AVAILABLE RECORDS >>
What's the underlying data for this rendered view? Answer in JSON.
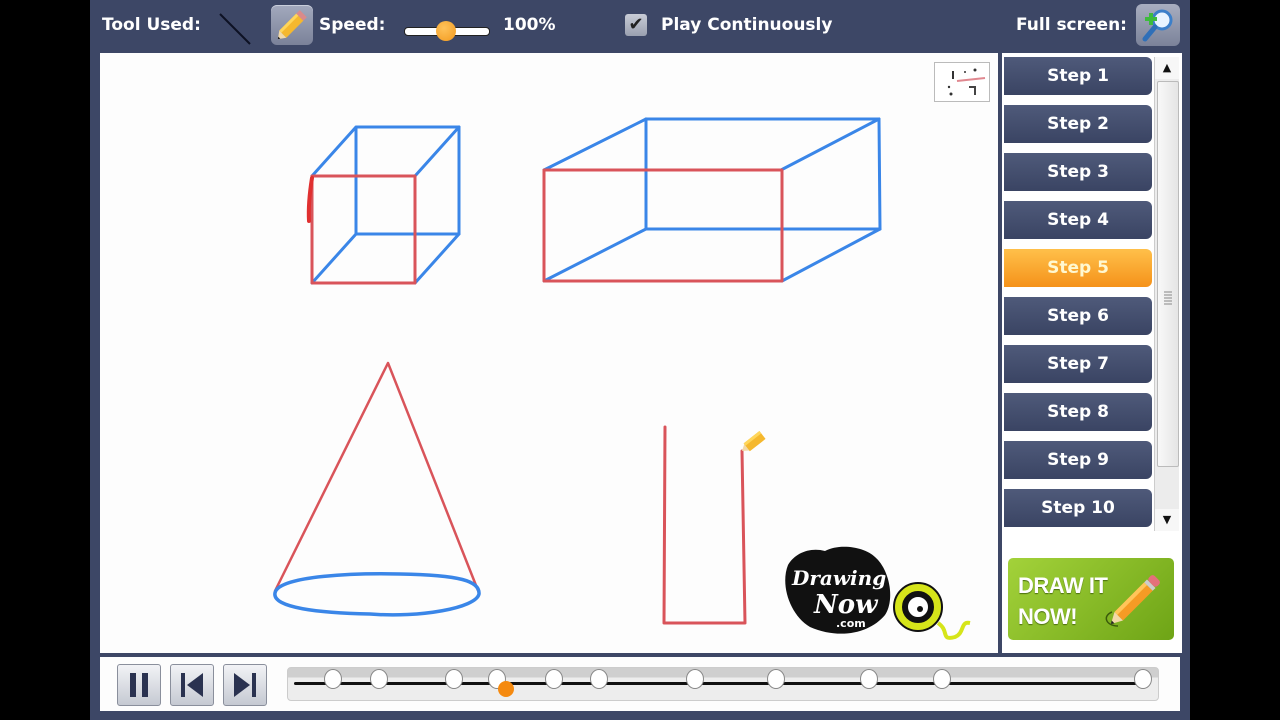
{
  "toolbar": {
    "tool_used_label": "Tool Used:",
    "speed_label": "Speed:",
    "speed_value": "100%",
    "speed_fraction": 0.5,
    "play_continuously_label": "Play Continuously",
    "play_continuously_checked": true,
    "checkmark_glyph": "✔",
    "fullscreen_label": "Full screen:"
  },
  "steps": {
    "items": [
      {
        "label": "Step 1"
      },
      {
        "label": "Step 2"
      },
      {
        "label": "Step 3"
      },
      {
        "label": "Step 4"
      },
      {
        "label": "Step 5",
        "active": true
      },
      {
        "label": "Step 6"
      },
      {
        "label": "Step 7"
      },
      {
        "label": "Step 8"
      },
      {
        "label": "Step 9"
      },
      {
        "label": "Step 10"
      }
    ],
    "active_index": 4,
    "scroll_up_glyph": "▲",
    "scroll_down_glyph": "▼"
  },
  "promo": {
    "line1": "DRAW IT",
    "line2": "NOW!"
  },
  "logo": {
    "line1": "Drawing",
    "line2": "Now",
    "line3": ".com"
  },
  "colors": {
    "frame": "#3d4766",
    "accent_orange": "#f5921a",
    "stroke_red": "#d9545a",
    "stroke_blue": "#3a86e8",
    "promo_green": "#86bb26"
  },
  "playback": {
    "state": "playing",
    "timeline_markers": 12,
    "current_position_fraction": 0.25
  }
}
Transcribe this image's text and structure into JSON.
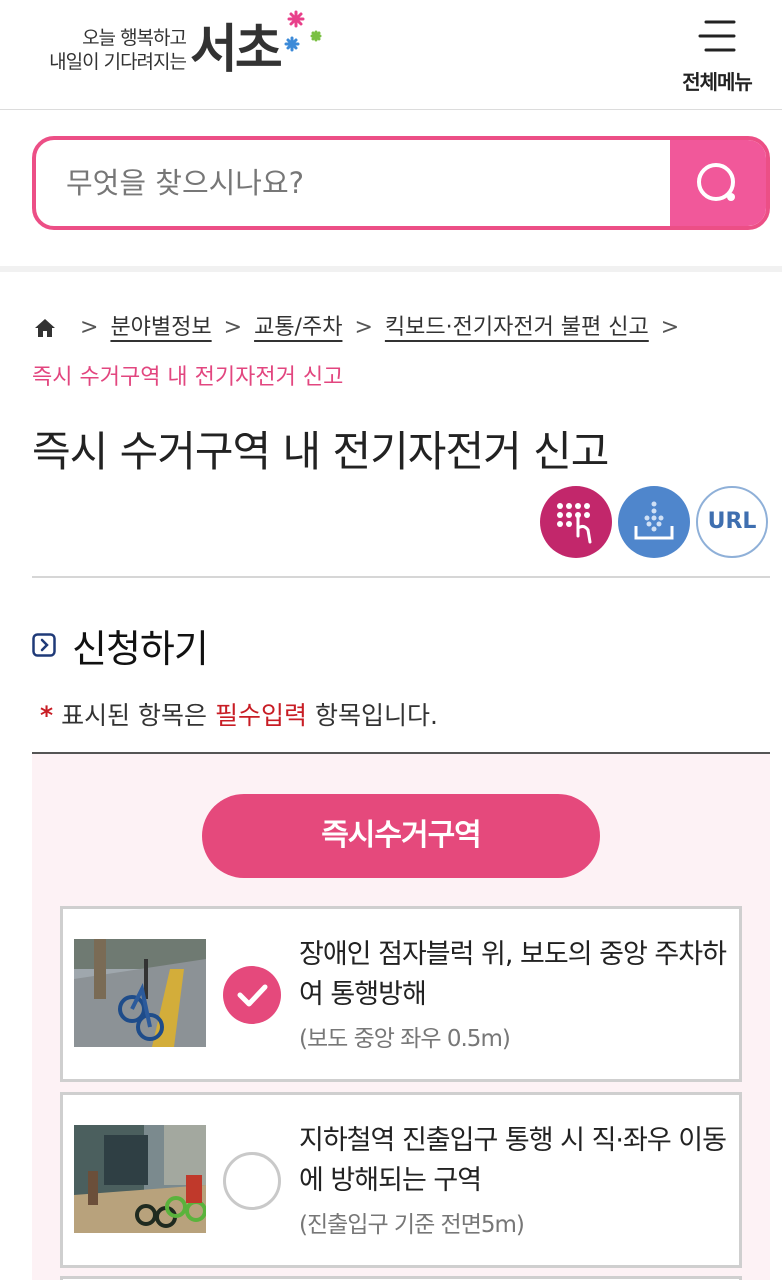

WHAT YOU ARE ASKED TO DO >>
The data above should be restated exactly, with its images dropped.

ANSWER TO THIS PROBLEM >>
What's the underlying data for this rendered view? Answer in JSON.
{
  "toolbar": {
    "tool_used_label": "Tool Used:",
    "speed_label": "Speed:",
    "speed_value": "100%",
    "speed_fraction": 0.5,
    "play_continuously_label": "Play Continuously",
    "play_continuously_checked": true,
    "checkmark_glyph": "✔",
    "fullscreen_label": "Full screen:"
  },
  "steps": {
    "items": [
      {
        "label": "Step 1"
      },
      {
        "label": "Step 2"
      },
      {
        "label": "Step 3"
      },
      {
        "label": "Step 4"
      },
      {
        "label": "Step 5",
        "active": true
      },
      {
        "label": "Step 6"
      },
      {
        "label": "Step 7"
      },
      {
        "label": "Step 8"
      },
      {
        "label": "Step 9"
      },
      {
        "label": "Step 10"
      }
    ],
    "active_index": 4,
    "scroll_up_glyph": "▲",
    "scroll_down_glyph": "▼"
  },
  "promo": {
    "line1": "DRAW IT",
    "line2": "NOW!"
  },
  "logo": {
    "line1": "Drawing",
    "line2": "Now",
    "line3": ".com"
  },
  "colors": {
    "frame": "#3d4766",
    "accent_orange": "#f5921a",
    "stroke_red": "#d9545a",
    "stroke_blue": "#3a86e8",
    "promo_green": "#86bb26"
  },
  "playback": {
    "state": "playing",
    "timeline_markers": 12,
    "current_position_fraction": 0.25
  }
}
Transcribe this image's text and structure into JSON.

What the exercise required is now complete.